On a rain-slopped Monday afternoon, Dan Merzel, Engr '09, sat alone in a hotel room in New Britain, Connecticut, with the tools of his trade: a black umpire duffle bag containing his pads, mask, and uniform, a suitcase, and a small cooler. The 26-year-old was set to officiate a game that evening between the New Britain Rock Cats and the Harrisburg Senators, minor league baseball teams in the double-A Eastern League. That matchup would be rained out, but Merzel and his crew worked games the next two nights before climbing into a league-owned minivan to drive through the night to Richmond, Virginia, for a series there. So goes Merzel's life for the next six months.
Four years into his professional baseball umpire career, Merzel has embraced this vagabond existence in pursuit of a boyhood dream. "I've had a thing for officiating since I was 12. I can't tell you exactly why, but it's just always been an interest and a passion," he says. Perhaps it is in his blood—Merzel's father umpires NCAA college baseball. "After I got my degree, I had some job offers, but I didn't want a desk job and I knew if I didn't pursue umpiring I would regret it years from now."
For Merzel, baseball and sports have been an all-consuming interest. He grew up in Hopkinton, Massachusetts, site of the Boston Marathon starting line, where he played hockey and baseball in high school. His hardball career continued as an outfielder at Johns Hopkins. In his junior year, the Jays went all the way to the championship game of the D-III College World Series; Merzel batted .341 and was named most valuable player in the Centennial Conference tournament.
The winter after he graduated, he attended the Jim Evans Academy of Professional Umpiring in Kissimmee, Florida, then spent the following summer umpiring in a collegiate summer league in Virginia and an independent professional league on the East Coast that featured teams like the Lancaster Barnstormers and the Long Island Ducks. The experience earned him an invitation to attend an umpire evaluation course run by Minor League Baseball, which led to his first minor league assignment in the New York–Penn League, a short-season single-A league five steps down from the majors. He worked his first game in June 2011 in Aberdeen, Maryland, home of the IronBirds, in front of 6,724 fans. "I had butterflies," he says. "I just remember being really excited. Here it was opening day for this team, in one of the nicest ballparks in the league. The stands were packed. I remember telling myself, 'Trust your training.'"
Working in the New York–Penn League, he umpired 76 games in an 80-day span. Last year, he earned a promotion to double-A ball. He works in a three-man crew that rotates the on-field roles. One night Merzel umpires at first base; the next night he might be behind the plate. Off the field, his jobs are van packer and hotel scheduler, which means that before the season starts, he confirms 160 nights of rooms for himself and his crew. Another team member finds the best local restaurants.
When he's not on the road, Merzel lives in an apartment in Philadelphia. He returns when he can to visit friends and be with his longtime girlfriend.
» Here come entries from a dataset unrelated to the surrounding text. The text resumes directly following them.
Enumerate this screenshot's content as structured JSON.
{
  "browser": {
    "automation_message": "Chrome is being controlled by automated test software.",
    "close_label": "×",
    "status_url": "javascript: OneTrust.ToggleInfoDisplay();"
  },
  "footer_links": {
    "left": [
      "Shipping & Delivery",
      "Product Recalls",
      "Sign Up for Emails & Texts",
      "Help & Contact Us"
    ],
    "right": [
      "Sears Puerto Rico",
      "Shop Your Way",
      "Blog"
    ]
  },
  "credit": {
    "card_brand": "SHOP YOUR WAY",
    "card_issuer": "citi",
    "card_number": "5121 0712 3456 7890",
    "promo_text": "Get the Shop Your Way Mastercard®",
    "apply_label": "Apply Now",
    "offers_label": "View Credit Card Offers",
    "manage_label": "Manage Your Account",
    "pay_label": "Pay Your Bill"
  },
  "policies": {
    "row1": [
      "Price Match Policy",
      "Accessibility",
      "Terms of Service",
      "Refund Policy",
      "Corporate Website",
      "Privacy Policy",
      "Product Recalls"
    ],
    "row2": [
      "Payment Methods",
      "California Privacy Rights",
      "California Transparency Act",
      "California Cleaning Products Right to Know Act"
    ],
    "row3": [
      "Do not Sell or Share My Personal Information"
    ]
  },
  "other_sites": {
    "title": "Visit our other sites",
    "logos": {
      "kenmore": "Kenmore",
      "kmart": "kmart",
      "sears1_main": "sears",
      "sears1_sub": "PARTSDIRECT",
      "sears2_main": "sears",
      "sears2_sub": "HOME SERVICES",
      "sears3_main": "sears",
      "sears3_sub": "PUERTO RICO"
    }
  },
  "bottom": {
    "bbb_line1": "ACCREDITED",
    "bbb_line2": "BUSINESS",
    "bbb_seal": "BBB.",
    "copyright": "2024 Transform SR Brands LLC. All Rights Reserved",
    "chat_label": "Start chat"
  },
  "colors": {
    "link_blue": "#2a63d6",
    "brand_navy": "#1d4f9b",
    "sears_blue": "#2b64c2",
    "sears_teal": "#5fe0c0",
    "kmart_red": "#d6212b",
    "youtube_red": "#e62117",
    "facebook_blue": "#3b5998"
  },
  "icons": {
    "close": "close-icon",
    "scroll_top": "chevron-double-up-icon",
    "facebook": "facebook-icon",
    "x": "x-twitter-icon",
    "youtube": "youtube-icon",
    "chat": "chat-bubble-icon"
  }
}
Managing a personal relationship given his schedule has not been easy. "Any job where you travel this much makes it challenging to make it work," he says. "My girlfriend, Rebecca, is extraordinarily understanding. She has learned a lot about baseball in the past couple of years." For a six-month double-A season, umpires earn between $2,300 and $2,700 per month. Merzel makes ends meet off-season by officiating youth and high school hockey in and around Philadelphia. He also tutors high school math and SAT/ACT prep, and since January has been a statistics instructor for online courses offered by the Center for Talented Youth. (He was an applied mathematics and statistics major at Johns Hopkins.)
Typically, umpires spend two to three years in double-A ball before they are considered for promotion to triple-A, which is one step from the top. But there are no guarantees of progress to the major leagues. Some years there are no openings for promotion to the big leagues, and if there is one, every triple-A umpire is in competition for it. Merzel says he tries not to look ahead. Do the best job you can do and everything else will fall into place, he says. "I have the best job—one that allows me to be on the baseball field every day. It's what I wanted to do my whole life."